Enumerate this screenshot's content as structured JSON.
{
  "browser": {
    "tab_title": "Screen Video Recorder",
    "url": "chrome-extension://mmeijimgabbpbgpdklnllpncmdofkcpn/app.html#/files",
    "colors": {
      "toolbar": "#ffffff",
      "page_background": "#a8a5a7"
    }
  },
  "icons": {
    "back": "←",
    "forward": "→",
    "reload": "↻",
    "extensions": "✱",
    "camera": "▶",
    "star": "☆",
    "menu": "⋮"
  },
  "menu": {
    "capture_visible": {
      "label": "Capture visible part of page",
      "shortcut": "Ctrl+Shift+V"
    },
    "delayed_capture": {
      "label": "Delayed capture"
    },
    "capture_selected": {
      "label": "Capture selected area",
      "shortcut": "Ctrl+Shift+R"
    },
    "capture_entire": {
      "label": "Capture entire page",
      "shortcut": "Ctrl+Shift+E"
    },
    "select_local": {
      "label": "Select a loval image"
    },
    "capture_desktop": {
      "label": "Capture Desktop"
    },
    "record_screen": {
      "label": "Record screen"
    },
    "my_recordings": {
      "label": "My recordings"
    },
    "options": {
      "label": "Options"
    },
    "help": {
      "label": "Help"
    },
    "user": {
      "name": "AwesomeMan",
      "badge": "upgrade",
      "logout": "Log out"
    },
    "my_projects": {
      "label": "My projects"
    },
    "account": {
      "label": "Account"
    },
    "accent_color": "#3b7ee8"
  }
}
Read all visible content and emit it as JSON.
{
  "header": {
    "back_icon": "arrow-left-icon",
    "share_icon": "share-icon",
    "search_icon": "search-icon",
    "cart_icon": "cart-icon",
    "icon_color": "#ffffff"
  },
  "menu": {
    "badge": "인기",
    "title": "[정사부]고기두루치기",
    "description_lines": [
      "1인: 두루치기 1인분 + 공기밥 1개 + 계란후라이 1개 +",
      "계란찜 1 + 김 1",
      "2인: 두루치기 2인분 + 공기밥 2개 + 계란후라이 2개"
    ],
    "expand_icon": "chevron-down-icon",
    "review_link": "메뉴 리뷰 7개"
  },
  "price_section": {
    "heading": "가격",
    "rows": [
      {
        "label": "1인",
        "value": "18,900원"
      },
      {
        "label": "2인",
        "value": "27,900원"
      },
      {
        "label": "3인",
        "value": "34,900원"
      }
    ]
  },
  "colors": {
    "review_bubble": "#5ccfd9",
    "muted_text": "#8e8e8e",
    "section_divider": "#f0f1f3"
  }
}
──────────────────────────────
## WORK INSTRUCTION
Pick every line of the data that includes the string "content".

## EXERCISE SOLUTION
Enumerate this screenshot's content as structured JSON.
Read all visible content and emit it as JSON.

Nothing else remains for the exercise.